I should begin by thanking Enrique Nicanor, Director of the Ourense International Film Festival in Galicia, Spain, for including a ‘Homage to Tagore’ section in this year’s festival to mark Tagore’s 150th birth anniversary, in conjunction with the Tagore Library of Ourense founded by José Paz. It is one of the first, fairly comprehensive tributes to Tagore’s 150th birth anniversary, which UNESCO is marking in 2011.
We’ve been thinking about this cooking webseries for a few months but never quite found the time to launch it. The concept is that Kaberi explains to a maximum of four guests how she is preparing the evening dinner for all of us. The videos and recipes are published on a dedicated Kaberi’s Indian cooking Facebook page, inviting people to post their feedback, photos and experience of making the recipes. The contents of the Facebook page are visible to anyone but only Facebook members are able to ‘Like’ the page and contribute to it.
OK, so it has taken me a few months to find the time to edit the material shot by our friend Séamas McSwiney. Still, now you can see a special edition of the Shyama podcast about how the film was received at the Kolkata Film Festival in November 2009.
What if people all over the world were to mark Tagore’s birth anniversary (actually on 7 May 2011) in their homes and communities with tree-planting ceremonies and/or performances of his environmental plays Red oleanders (‘Raktakarabi’) and The waterfall (‘Muktadhara’)?
It’s been an intriguing week.

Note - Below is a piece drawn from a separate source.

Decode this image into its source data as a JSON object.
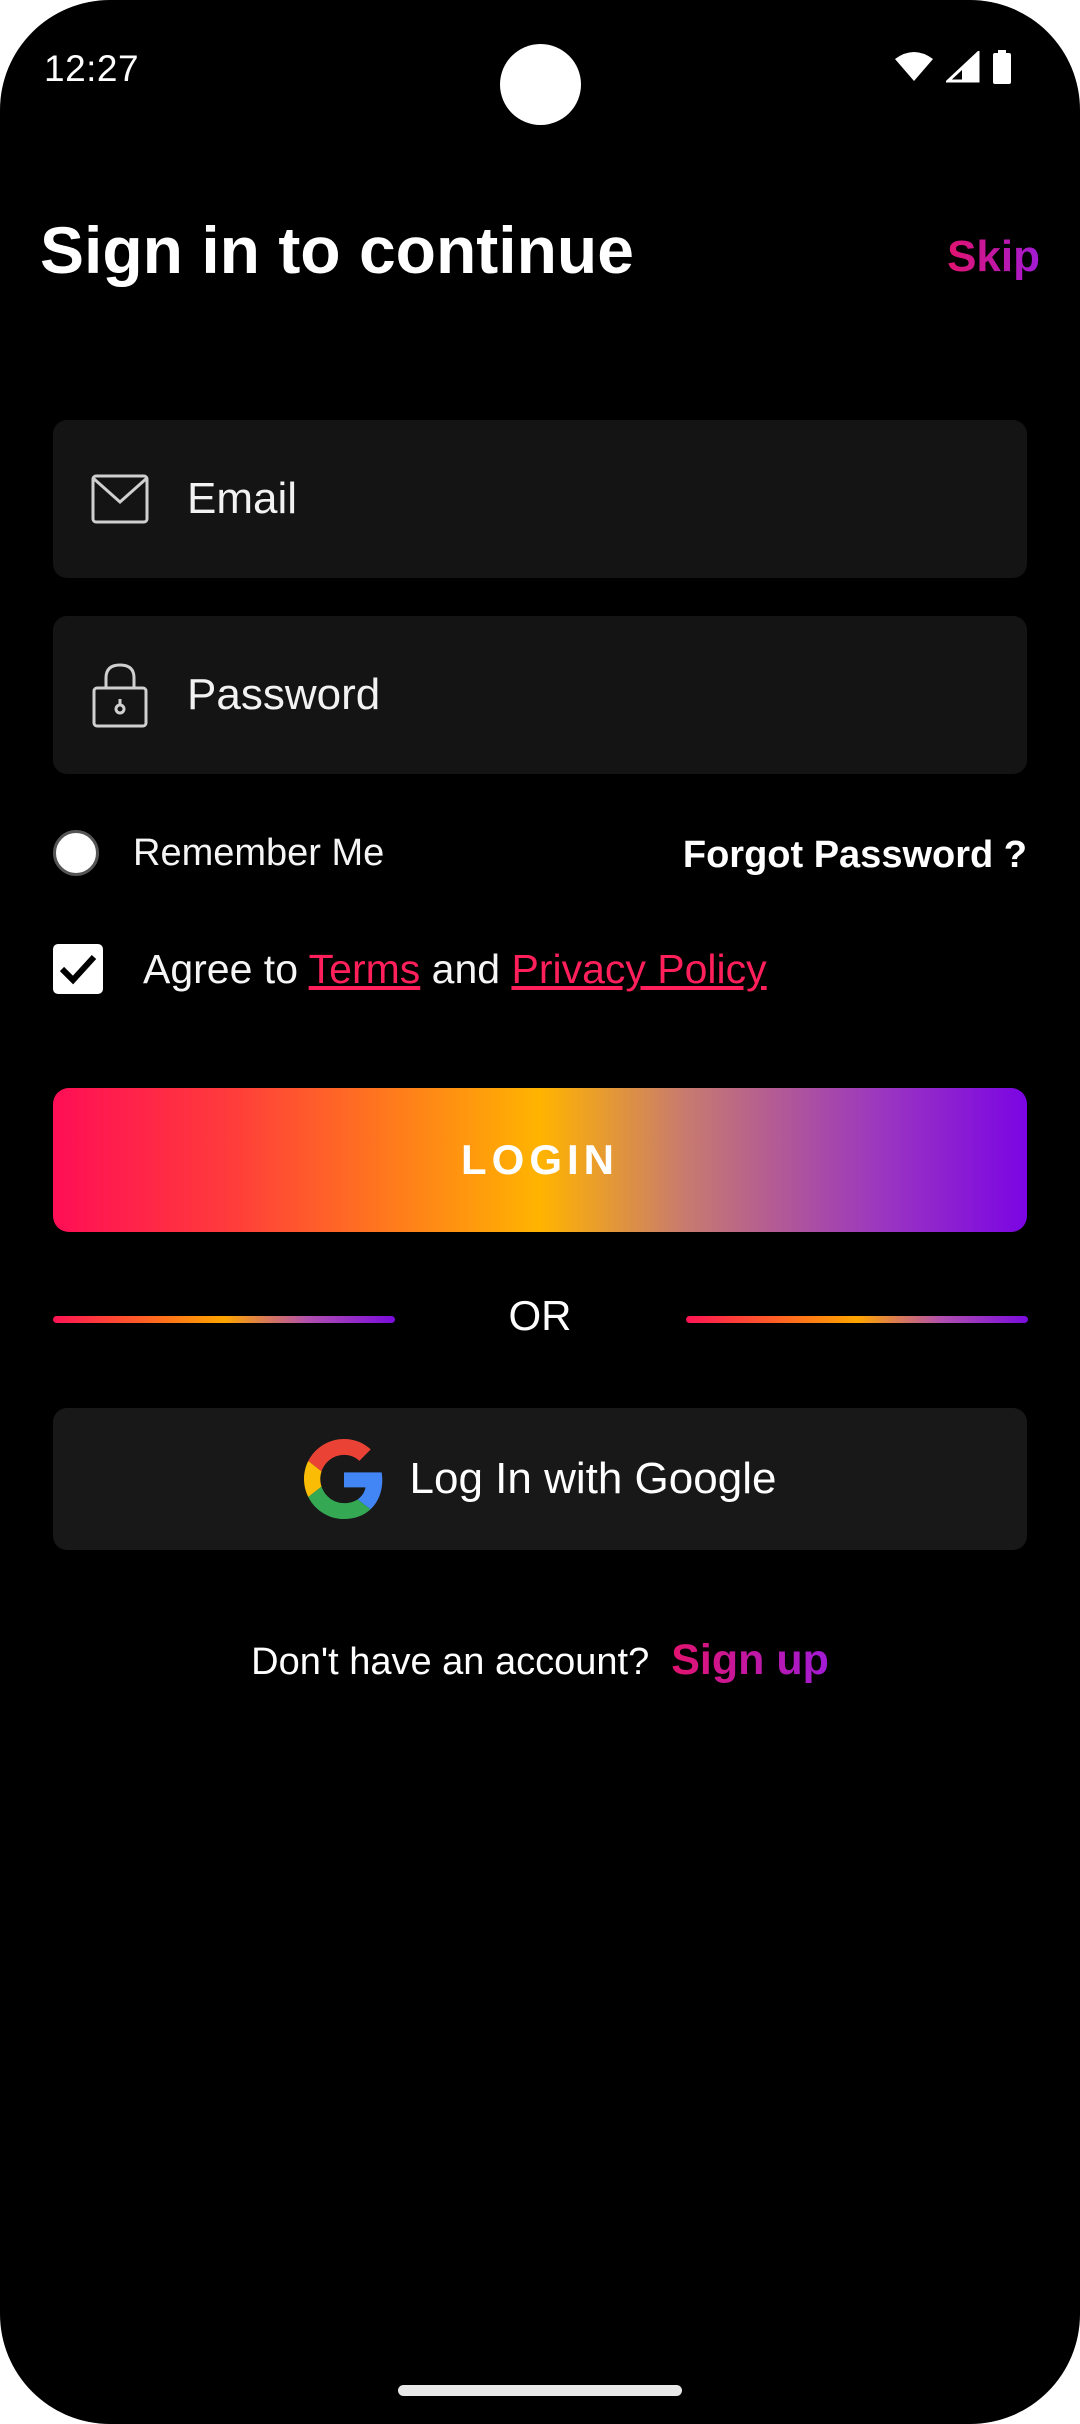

First, I spent last Saturday at #ORGCon, where I had been invited to talk about our film Shyama in the opening panel discussion chaired by writer Cory Doctorow entitled ‘Thriving in the real digital economy’. Then on Monday evening, as I was still digesting what I had heard at #ORGCon, I noticed our friends Brian Newman and Sheri Candler tweeting enthusiastically about Gerd Leonhard’s talk The future of film and cinema.

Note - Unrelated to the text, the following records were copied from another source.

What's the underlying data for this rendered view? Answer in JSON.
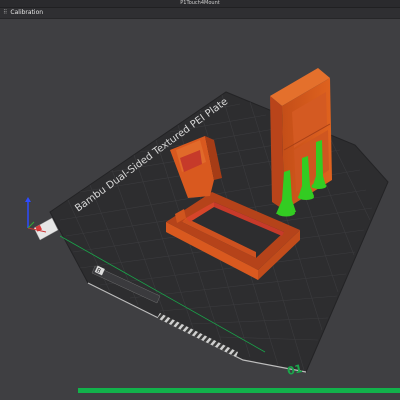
{
  "window": {
    "title": "P1Touch4Mount"
  },
  "tabs": [
    {
      "label": "Calibration"
    }
  ],
  "plate": {
    "name": "Bambu Dual-Sided Textured PEI Plate",
    "number": "01",
    "logo_text": "B"
  },
  "status": {
    "progress": 1.0
  },
  "colors": {
    "background": "#3f3f42",
    "plate": "#2b2b2d",
    "grid": "#3a3a3d",
    "model": "#d0551e",
    "support": "#33cc22",
    "plate_border": "#19a64a",
    "progress": "#12b24b"
  },
  "icons": {
    "tab_menu": "drag-dots-icon"
  }
}
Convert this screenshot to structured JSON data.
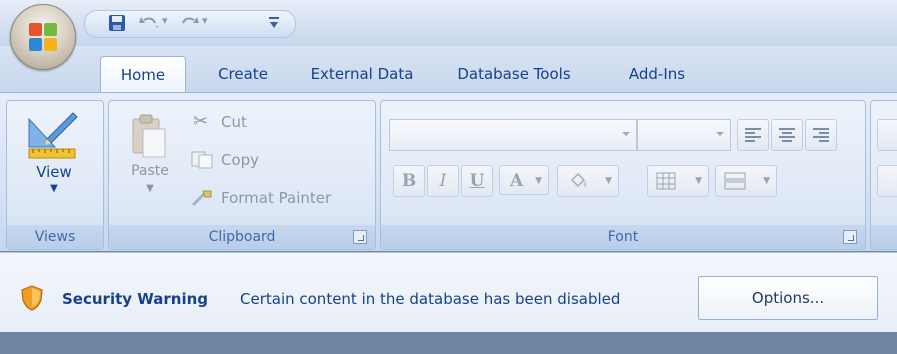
{
  "tabs": [
    {
      "label": "Home",
      "active": true
    },
    {
      "label": "Create",
      "active": false
    },
    {
      "label": "External Data",
      "active": false
    },
    {
      "label": "Database Tools",
      "active": false
    },
    {
      "label": "Add-Ins",
      "active": false
    }
  ],
  "ribbon": {
    "views": {
      "view_label": "View",
      "group_label": "Views"
    },
    "clipboard": {
      "paste_label": "Paste",
      "cut_label": "Cut",
      "copy_label": "Copy",
      "format_painter_label": "Format Painter",
      "group_label": "Clipboard"
    },
    "font": {
      "bold_label": "B",
      "italic_label": "I",
      "underline_label": "U",
      "font_color_label": "A",
      "group_label": "Font"
    }
  },
  "message_bar": {
    "title": "Security Warning",
    "text": "Certain content in the database has been disabled",
    "options_label": "Options..."
  },
  "colors": {
    "accent": "#15428b",
    "ribbon_bg": "#dde7f5",
    "shield": "#f0a020"
  },
  "icons": [
    "office-logo-icon",
    "save-icon",
    "undo-icon",
    "redo-icon",
    "customize-qat-icon",
    "view-icon",
    "paste-icon",
    "cut-icon",
    "copy-icon",
    "format-painter-icon",
    "shield-icon"
  ]
}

On Saturday, for the first time in ages, Kaberi and I spent the evening with our dear friends Martin and Nathalie, as well as their wonderful children Chloé and Melie. When we mentioned that we plan to start a video podcast series of Kaberi’s Indian cooking, Martin recommended that, before doing so, we should watch Nora Ephron’s film Julie & Julia, starring Meryl Streep and Amy Adams. He told us that it is about the parallel stories of the person who wrote the first French cookery book for Americans and someone who decides to make all the recipes in the first French in a year and to write a blog about it.
On Saturday evening, Kaberi & I found ourselves invited to help introduce an open-air screening of the ‘Bollywood’ film Dilwale dulhania le jayenge (The big-hearted will get the bride) in Liège. Now, I cannot claim to be an expert in ‘Bollywood’ films, not least because I don’t understand Hindi. However, in recent years, Kaberi has introduced me to the better-known films of this genre through subtitled versions.

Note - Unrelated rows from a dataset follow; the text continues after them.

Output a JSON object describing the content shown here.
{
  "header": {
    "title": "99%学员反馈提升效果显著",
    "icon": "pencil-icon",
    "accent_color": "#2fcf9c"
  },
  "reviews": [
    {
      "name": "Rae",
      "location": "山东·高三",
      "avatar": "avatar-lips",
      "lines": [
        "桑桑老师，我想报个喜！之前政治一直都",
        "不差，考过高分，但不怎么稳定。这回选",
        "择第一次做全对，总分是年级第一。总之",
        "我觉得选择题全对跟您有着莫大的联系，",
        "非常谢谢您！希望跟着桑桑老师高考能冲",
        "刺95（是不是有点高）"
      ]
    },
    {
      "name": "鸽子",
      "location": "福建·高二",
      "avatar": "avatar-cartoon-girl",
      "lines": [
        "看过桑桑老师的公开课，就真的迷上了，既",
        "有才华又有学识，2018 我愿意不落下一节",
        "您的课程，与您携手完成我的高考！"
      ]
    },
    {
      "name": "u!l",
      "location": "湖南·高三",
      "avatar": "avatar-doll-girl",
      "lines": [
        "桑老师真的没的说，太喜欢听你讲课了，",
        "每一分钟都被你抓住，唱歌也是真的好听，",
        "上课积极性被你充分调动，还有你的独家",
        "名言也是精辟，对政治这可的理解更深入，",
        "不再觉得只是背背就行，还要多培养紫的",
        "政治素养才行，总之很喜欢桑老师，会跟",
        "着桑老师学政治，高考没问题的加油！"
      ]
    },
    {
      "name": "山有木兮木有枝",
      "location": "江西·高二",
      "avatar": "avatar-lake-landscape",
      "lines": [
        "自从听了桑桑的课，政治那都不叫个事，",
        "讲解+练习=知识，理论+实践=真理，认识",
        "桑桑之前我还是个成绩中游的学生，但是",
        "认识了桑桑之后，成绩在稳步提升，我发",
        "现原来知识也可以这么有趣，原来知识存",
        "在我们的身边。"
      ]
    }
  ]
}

Last Saturday, at London’s Bharatiya Vidya Bhavan, Samir Khan and Suddho mancha did something remarkable. They organised an event to pay tribute to some of those who have helped the UK’s Bengali community to sustain Tagore’s legacy. Those honoured were Arati Bhattacharya, Sushmita Bhattacharya, Pompa Dhar, Benu Rahman and my father, Jayanta Chatterjee.
Many have been looking forward to celebrating Rabindranath Tagore’s 150th birth anniversary, which will be on May 7, 2011. So much so that some started celebrating over a year in advance.
UNESCO announced that it would be celebrating the anniversary, in the same way that it had celebrated Tagore’s birth centenary in 1961. That was marked by several notable events all over the world, including Satyajit Ray’s documentary Rabindranath Tagore and Teen Kanya, his trilogy of Tagore’s short stories The Postmaster, Monihara (the lost jewels) and Samapti (Conclusion).
Kaberi and I went to see this film last weekend. It’s quite a remarkable film in several ways and I’d recommend you to see it.
My name is Khan is an Indian film. To many in the West, this may bring to mind a 3-hour romantic film with a good-guy-falls-in-love-with-nice-girl-who-falls-for-bad-guy-but-is-rescued-by-good-guy-and-falls-in-love-and-they-live-happily-ever-after plot in which